After the devastation of Hurricane Katrina in 2005, one of the nation’s venerable golf courses nearly shut down for good.
The Great Southern Golf Course was built in 1908 and it is recognized as Mississippi’s oldest course. Burdened by debt and operating out of a trailer, locals feared the course, which had hosted golf greats such as Sam Snead, Byron Nelson and Ben Hogan, could be sold to a developer.
But a group of determined locals just could not let that happen.
“Essentially they were going to shut it down in May 2012 and we were about one hour away from foreclosure,” said Mike Ryan, one of the investors who helped rescue the course from being closed forever. “Fortunately, we were able to put together a group of investors to refinance the debt.”
The group immediately set in motion a plan to rebuild the grand clubhouse that Katrina washed away and to restore the Donald Ross-designed course to its former glory. The group recently re-opened a gleaming new $1.5 million clubhouse built in the same style as the historic building crushed by Katrina. It includes roof gables, red roof, Acadian-style porch with large windows – and a sweeping view of the Gulf of Mexico.

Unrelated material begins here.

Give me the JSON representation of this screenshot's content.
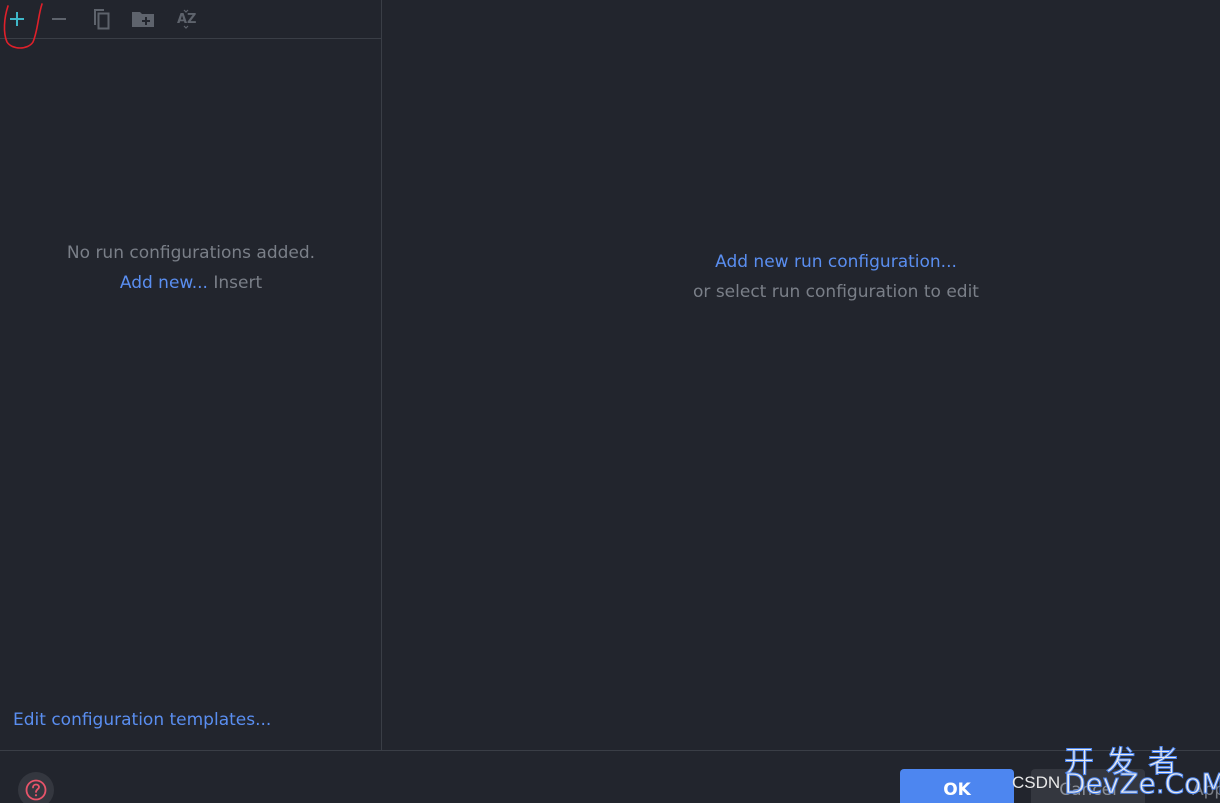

Inside there is the 1908 Bar and Grill open for breakfast, lunch and late afternoon appetizers and a new pro shop. The restaurant is open to the public and has become a popular stop favored for its reasonably priced home-style meals.
The improvements have netted significant results.

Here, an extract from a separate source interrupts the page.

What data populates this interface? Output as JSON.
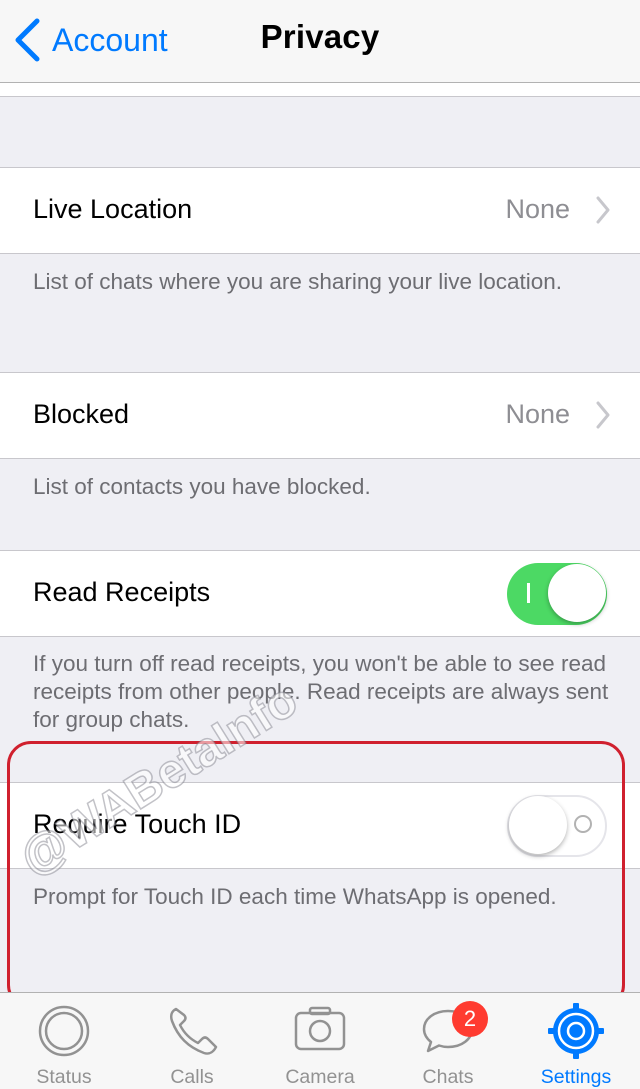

“We’ve gone from just six members last December to 160 this year and 500 rounds to 2,400 rounds,” Ryan said. “The course has never been in better shape.”
The greens have been overseeded for winter and fairways are weed-free.
“The course playing conditions are virtually perfect,” Ryan said.
The course fees have been kept low and that has made it a popular with the Snowbirds. Weekday fees are $30 and weekend $35, which includes a cart.
Not a bad price to get to golf, dine or even walk such hallowed grounds.